## Material for this task
━━━━━━━━━━━━━━━━━━━━

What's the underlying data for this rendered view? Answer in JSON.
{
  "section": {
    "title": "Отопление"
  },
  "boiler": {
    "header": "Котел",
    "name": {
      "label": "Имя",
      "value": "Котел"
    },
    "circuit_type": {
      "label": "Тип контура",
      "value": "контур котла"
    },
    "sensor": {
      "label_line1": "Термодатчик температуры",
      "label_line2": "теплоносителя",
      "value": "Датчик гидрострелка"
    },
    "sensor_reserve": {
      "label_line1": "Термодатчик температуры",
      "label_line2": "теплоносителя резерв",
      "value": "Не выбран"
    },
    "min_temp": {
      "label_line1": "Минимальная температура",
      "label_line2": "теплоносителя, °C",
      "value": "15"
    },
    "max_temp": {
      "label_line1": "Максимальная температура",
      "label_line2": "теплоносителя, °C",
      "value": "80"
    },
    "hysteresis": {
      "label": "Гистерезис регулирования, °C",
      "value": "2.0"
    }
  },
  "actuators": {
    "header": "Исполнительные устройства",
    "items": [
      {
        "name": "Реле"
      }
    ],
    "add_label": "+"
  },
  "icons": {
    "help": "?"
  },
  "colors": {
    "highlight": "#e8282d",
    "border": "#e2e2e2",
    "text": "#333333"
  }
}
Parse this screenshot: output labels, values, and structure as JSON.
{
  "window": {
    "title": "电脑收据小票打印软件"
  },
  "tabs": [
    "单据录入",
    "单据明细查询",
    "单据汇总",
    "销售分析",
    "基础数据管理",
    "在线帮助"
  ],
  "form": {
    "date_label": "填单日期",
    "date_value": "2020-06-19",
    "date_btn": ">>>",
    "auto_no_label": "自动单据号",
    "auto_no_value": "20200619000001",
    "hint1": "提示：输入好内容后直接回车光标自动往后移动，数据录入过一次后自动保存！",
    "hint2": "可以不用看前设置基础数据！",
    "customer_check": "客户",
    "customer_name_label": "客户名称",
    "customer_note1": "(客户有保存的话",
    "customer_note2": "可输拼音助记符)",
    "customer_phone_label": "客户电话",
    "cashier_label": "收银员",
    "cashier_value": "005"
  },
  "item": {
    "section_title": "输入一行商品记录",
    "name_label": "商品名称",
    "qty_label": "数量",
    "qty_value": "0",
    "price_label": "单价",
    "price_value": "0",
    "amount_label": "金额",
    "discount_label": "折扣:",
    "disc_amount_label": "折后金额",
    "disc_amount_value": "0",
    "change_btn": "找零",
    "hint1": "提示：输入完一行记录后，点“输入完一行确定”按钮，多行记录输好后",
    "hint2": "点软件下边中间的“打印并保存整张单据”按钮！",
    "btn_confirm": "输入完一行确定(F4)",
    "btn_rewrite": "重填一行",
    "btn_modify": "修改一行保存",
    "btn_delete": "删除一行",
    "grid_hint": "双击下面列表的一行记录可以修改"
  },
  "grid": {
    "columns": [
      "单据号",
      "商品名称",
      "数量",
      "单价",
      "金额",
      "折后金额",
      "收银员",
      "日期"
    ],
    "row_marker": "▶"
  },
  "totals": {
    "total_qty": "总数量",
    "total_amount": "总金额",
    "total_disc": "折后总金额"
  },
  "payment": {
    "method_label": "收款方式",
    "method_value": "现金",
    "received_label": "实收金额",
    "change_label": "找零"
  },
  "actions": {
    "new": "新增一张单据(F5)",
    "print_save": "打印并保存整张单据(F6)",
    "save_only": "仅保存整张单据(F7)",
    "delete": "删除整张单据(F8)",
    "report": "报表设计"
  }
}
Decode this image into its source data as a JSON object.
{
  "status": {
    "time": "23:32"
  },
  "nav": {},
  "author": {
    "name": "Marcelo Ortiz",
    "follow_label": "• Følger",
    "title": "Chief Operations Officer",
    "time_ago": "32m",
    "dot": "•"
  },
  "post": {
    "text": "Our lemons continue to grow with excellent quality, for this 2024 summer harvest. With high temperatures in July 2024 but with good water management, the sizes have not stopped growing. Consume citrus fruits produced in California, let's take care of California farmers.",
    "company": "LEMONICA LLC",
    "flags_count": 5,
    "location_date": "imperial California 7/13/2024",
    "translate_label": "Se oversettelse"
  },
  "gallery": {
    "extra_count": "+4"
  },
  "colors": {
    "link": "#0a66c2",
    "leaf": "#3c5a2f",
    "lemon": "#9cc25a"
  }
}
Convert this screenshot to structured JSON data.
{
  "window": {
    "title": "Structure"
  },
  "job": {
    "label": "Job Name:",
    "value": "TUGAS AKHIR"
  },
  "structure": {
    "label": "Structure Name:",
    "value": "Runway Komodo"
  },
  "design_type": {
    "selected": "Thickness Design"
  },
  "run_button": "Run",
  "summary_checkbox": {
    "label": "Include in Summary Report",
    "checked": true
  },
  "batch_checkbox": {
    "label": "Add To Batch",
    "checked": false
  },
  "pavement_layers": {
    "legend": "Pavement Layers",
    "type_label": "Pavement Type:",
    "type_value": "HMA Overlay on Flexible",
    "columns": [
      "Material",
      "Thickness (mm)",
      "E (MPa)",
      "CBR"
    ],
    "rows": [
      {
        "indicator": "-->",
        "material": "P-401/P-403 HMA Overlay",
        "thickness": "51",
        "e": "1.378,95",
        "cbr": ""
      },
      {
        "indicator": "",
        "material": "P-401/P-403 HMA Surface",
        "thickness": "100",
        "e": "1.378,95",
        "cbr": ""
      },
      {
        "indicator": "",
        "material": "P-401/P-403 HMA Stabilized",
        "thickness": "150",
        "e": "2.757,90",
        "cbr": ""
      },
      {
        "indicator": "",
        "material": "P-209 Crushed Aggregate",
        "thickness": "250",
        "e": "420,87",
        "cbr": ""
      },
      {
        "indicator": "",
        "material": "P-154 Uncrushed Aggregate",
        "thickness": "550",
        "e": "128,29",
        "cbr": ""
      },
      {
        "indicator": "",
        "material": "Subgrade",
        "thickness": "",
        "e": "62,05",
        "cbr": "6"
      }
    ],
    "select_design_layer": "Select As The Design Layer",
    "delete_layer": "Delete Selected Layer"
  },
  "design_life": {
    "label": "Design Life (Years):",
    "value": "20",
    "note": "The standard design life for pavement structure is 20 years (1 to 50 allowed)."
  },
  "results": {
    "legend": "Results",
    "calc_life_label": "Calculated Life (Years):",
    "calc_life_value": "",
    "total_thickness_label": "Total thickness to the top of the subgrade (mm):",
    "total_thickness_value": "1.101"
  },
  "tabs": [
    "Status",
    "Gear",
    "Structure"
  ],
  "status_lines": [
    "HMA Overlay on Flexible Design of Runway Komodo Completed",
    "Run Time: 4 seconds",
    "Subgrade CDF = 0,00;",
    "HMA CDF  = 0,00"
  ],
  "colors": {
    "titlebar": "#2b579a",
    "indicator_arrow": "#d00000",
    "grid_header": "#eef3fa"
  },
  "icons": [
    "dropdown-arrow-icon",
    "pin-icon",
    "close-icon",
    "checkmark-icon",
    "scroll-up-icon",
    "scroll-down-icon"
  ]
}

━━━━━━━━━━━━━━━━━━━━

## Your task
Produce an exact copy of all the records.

## Problem solution
What's the underlying data for this rendered view? Answer in JSON.
{
  "section": {
    "title": "Отопление"
  },
  "boiler": {
    "header": "Котел",
    "name": {
      "label": "Имя",
      "value": "Котел"
    },
    "circuit_type": {
      "label": "Тип контура",
      "value": "контур котла"
    },
    "sensor": {
      "label_line1": "Термодатчик температуры",
      "label_line2": "теплоносителя",
      "value": "Датчик гидрострелка"
    },
    "sensor_reserve": {
      "label_line1": "Термодатчик температуры",
      "label_line2": "теплоносителя резерв",
      "value": "Не выбран"
    },
    "min_temp": {
      "label_line1": "Минимальная температура",
      "label_line2": "теплоносителя, °C",
      "value": "15"
    },
    "max_temp": {
      "label_line1": "Максимальная температура",
      "label_line2": "теплоносителя, °C",
      "value": "80"
    },
    "hysteresis": {
      "label": "Гистерезис регулирования, °C",
      "value": "2.0"
    }
  },
  "actuators": {
    "header": "Исполнительные устройства",
    "items": [
      {
        "name": "Реле"
      }
    ],
    "add_label": "+"
  },
  "icons": {
    "help": "?"
  },
  "colors": {
    "highlight": "#e8282d",
    "border": "#e2e2e2",
    "text": "#333333"
  }
}
Parse this screenshot: output labels, values, and structure as JSON.
{
  "window": {
    "title": "电脑收据小票打印软件"
  },
  "tabs": [
    "单据录入",
    "单据明细查询",
    "单据汇总",
    "销售分析",
    "基础数据管理",
    "在线帮助"
  ],
  "form": {
    "date_label": "填单日期",
    "date_value": "2020-06-19",
    "date_btn": ">>>",
    "auto_no_label": "自动单据号",
    "auto_no_value": "20200619000001",
    "hint1": "提示：输入好内容后直接回车光标自动往后移动，数据录入过一次后自动保存！",
    "hint2": "可以不用看前设置基础数据！",
    "customer_check": "客户",
    "customer_name_label": "客户名称",
    "customer_note1": "(客户有保存的话",
    "customer_note2": "可输拼音助记符)",
    "customer_phone_label": "客户电话",
    "cashier_label": "收银员",
    "cashier_value": "005"
  },
  "item": {
    "section_title": "输入一行商品记录",
    "name_label": "商品名称",
    "qty_label": "数量",
    "qty_value": "0",
    "price_label": "单价",
    "price_value": "0",
    "amount_label": "金额",
    "discount_label": "折扣:",
    "disc_amount_label": "折后金额",
    "disc_amount_value": "0",
    "change_btn": "找零",
    "hint1": "提示：输入完一行记录后，点“输入完一行确定”按钮，多行记录输好后",
    "hint2": "点软件下边中间的“打印并保存整张单据”按钮！",
    "btn_confirm": "输入完一行确定(F4)",
    "btn_rewrite": "重填一行",
    "btn_modify": "修改一行保存",
    "btn_delete": "删除一行",
    "grid_hint": "双击下面列表的一行记录可以修改"
  },
  "grid": {
    "columns": [
      "单据号",
      "商品名称",
      "数量",
      "单价",
      "金额",
      "折后金额",
      "收银员",
      "日期"
    ],
    "row_marker": "▶"
  },
  "totals": {
    "total_qty": "总数量",
    "total_amount": "总金额",
    "total_disc": "折后总金额"
  },
  "payment": {
    "method_label": "收款方式",
    "method_value": "现金",
    "received_label": "实收金额",
    "change_label": "找零"
  },
  "actions": {
    "new": "新增一张单据(F5)",
    "print_save": "打印并保存整张单据(F6)",
    "save_only": "仅保存整张单据(F7)",
    "delete": "删除整张单据(F8)",
    "report": "报表设计"
  }
}
Decode this image into its source data as a JSON object.
{
  "status": {
    "time": "23:32"
  },
  "nav": {},
  "author": {
    "name": "Marcelo Ortiz",
    "follow_label": "• Følger",
    "title": "Chief Operations Officer",
    "time_ago": "32m",
    "dot": "•"
  },
  "post": {
    "text": "Our lemons continue to grow with excellent quality, for this 2024 summer harvest. With high temperatures in July 2024 but with good water management, the sizes have not stopped growing. Consume citrus fruits produced in California, let's take care of California farmers.",
    "company": "LEMONICA LLC",
    "flags_count": 5,
    "location_date": "imperial California 7/13/2024",
    "translate_label": "Se oversettelse"
  },
  "gallery": {
    "extra_count": "+4"
  },
  "colors": {
    "link": "#0a66c2",
    "leaf": "#3c5a2f",
    "lemon": "#9cc25a"
  }
}
Convert this screenshot to structured JSON data.
{
  "window": {
    "title": "Structure"
  },
  "job": {
    "label": "Job Name:",
    "value": "TUGAS AKHIR"
  },
  "structure": {
    "label": "Structure Name:",
    "value": "Runway Komodo"
  },
  "design_type": {
    "selected": "Thickness Design"
  },
  "run_button": "Run",
  "summary_checkbox": {
    "label": "Include in Summary Report",
    "checked": true
  },
  "batch_checkbox": {
    "label": "Add To Batch",
    "checked": false
  },
  "pavement_layers": {
    "legend": "Pavement Layers",
    "type_label": "Pavement Type:",
    "type_value": "HMA Overlay on Flexible",
    "columns": [
      "Material",
      "Thickness (mm)",
      "E (MPa)",
      "CBR"
    ],
    "rows": [
      {
        "indicator": "-->",
        "material": "P-401/P-403 HMA Overlay",
        "thickness": "51",
        "e": "1.378,95",
        "cbr": ""
      },
      {
        "indicator": "",
        "material": "P-401/P-403 HMA Surface",
        "thickness": "100",
        "e": "1.378,95",
        "cbr": ""
      },
      {
        "indicator": "",
        "material": "P-401/P-403 HMA Stabilized",
        "thickness": "150",
        "e": "2.757,90",
        "cbr": ""
      },
      {
        "indicator": "",
        "material": "P-209 Crushed Aggregate",
        "thickness": "250",
        "e": "420,87",
        "cbr": ""
      },
      {
        "indicator": "",
        "material": "P-154 Uncrushed Aggregate",
        "thickness": "550",
        "e": "128,29",
        "cbr": ""
      },
      {
        "indicator": "",
        "material": "Subgrade",
        "thickness": "",
        "e": "62,05",
        "cbr": "6"
      }
    ],
    "select_design_layer": "Select As The Design Layer",
    "delete_layer": "Delete Selected Layer"
  },
  "design_life": {
    "label": "Design Life (Years):",
    "value": "20",
    "note": "The standard design life for pavement structure is 20 years (1 to 50 allowed)."
  },
  "results": {
    "legend": "Results",
    "calc_life_label": "Calculated Life (Years):",
    "calc_life_value": "",
    "total_thickness_label": "Total thickness to the top of the subgrade (mm):",
    "total_thickness_value": "1.101"
  },
  "tabs": [
    "Status",
    "Gear",
    "Structure"
  ],
  "status_lines": [
    "HMA Overlay on Flexible Design of Runway Komodo Completed",
    "Run Time: 4 seconds",
    "Subgrade CDF = 0,00;",
    "HMA CDF  = 0,00"
  ],
  "colors": {
    "titlebar": "#2b579a",
    "indicator_arrow": "#d00000",
    "grid_header": "#eef3fa"
  },
  "icons": [
    "dropdown-arrow-icon",
    "pin-icon",
    "close-icon",
    "checkmark-icon",
    "scroll-up-icon",
    "scroll-down-icon"
  ]
}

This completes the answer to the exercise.